Project description:The promise of high-density and low-energy-consumption devices motivates the search for layered structures that stabilize chiral spin textures such as topologically protected skyrmions. At the same time, recently discovered long-range intrinsic magnetic orders in the two-dimensional van der Waals materials provide a new platform for the discovery of novel physics and effects. Here we demonstrate the Dzyaloshinskii-Moriya interaction and Néel-type skyrmions are induced at the WTe<sub>2</sub>/Fe<sub>3</sub>GeTe<sub>2</sub> interface. Transport measurements show the topological Hall effect in this heterostructure for temperatures below 100 K. Furthermore, Lorentz transmission electron microscopy is used to directly image Néel-type skyrmion lattice and the stripe-like magnetic domain structures as well. The interfacial coupling induced Dzyaloshinskii-Moriya interaction is estimated to have a large energy of 1.0 mJ?m<sup>-2</sup>. This work paves a path towards the skyrmionic devices based on van der Waals layered heterostructures.
Project description:The direct imaging of current density vector distributions in thin films has remained a daring challenge. Here, we report that an inhomogeneous current distribution can be mapped directly by the trajectories of magnetic half-skyrmions driven by an electrical current in Pt/Co/Ta trilayer, using polar magneto-optical Kerr microscopy. The half-skyrmion carries a topological charge of 0.5 due to the presence of Dzyaloshinskii-Moriya interaction, which leads to the half-skyrmion Hall effect. The Hall angle of half-skyrmions is independent of current density and can be reduced to as small as 4° by tuning the thickness of the Co layer. The Hall angle is so small that the elongation path of half-skyrmion approximately delineates the invisible current flow as demonstrated in both a continuous film and a curved track. Our work provides a practical technique to directly map inhomogeneous current distribution even in complex geometries for both fundamental research and industrial applications.
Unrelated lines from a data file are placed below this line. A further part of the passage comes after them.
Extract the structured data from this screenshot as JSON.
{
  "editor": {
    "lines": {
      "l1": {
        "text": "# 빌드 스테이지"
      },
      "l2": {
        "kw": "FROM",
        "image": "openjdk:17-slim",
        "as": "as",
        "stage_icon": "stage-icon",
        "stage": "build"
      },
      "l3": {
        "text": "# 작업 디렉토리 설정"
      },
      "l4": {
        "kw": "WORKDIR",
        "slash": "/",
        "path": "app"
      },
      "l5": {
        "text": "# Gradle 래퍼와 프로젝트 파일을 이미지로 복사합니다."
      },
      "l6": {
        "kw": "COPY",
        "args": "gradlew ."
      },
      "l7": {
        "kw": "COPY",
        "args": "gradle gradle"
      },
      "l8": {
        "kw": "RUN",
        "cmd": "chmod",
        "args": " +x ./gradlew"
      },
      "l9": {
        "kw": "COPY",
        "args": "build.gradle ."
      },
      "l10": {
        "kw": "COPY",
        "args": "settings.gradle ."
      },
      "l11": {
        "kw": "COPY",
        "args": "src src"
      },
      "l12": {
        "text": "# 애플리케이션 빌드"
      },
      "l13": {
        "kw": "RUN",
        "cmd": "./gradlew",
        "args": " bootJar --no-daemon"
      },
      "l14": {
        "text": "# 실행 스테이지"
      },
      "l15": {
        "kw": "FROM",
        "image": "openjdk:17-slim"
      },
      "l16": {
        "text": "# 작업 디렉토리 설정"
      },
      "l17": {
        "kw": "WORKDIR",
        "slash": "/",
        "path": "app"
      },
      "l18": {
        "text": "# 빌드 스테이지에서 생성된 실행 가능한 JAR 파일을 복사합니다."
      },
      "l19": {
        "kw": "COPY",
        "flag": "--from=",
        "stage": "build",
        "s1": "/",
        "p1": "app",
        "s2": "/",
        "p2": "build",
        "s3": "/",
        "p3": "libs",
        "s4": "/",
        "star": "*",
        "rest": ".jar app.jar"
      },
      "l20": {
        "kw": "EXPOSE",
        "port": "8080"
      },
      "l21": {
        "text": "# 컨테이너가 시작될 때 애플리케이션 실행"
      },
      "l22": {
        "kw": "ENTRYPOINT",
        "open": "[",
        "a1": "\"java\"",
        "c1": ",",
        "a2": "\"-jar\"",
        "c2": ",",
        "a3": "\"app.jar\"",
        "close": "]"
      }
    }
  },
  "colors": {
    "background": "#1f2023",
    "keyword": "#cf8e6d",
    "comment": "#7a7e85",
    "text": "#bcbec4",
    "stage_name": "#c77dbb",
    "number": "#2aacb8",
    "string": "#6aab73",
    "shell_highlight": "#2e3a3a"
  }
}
Project description:Current-induced motion of non-axisymmetric skyrmions within tilted ferromagnetic phases of polar helimagnets with the easy plane anisotropy is studied by micromagnetic simulations. Such non-axisymmetric skyrmions consist of a circular core and a crescent-shaped domain-wall region formed with respect to the tilted surrounding state. Current-driven motion of non-axisymmetric skyrmions exhibits two distinct time regimes: initially the skyrmions rotate towards the current flow direction and subsequently move along the current with the skyrmionic crescent first. According to the Thiele equation, the asymmetric distribution of the topological charge and the dissipative force tensor play an important role for giving the different velocities for the circular and the crescent-shaped constituent parts of the skyrmion what underlies such a shuttlecock-like movement. Moreover, the current-velocity relation depends on the angle of the tilted ferromagnetic phase what makes in particular the transverse velocity of skyrmions sensitive to their field-driven configurational transformation. We also argue the possibility of magnetic racetrack waveguides based on complex interplay of robust asymmetric skyrmions with multiple twisted edge states.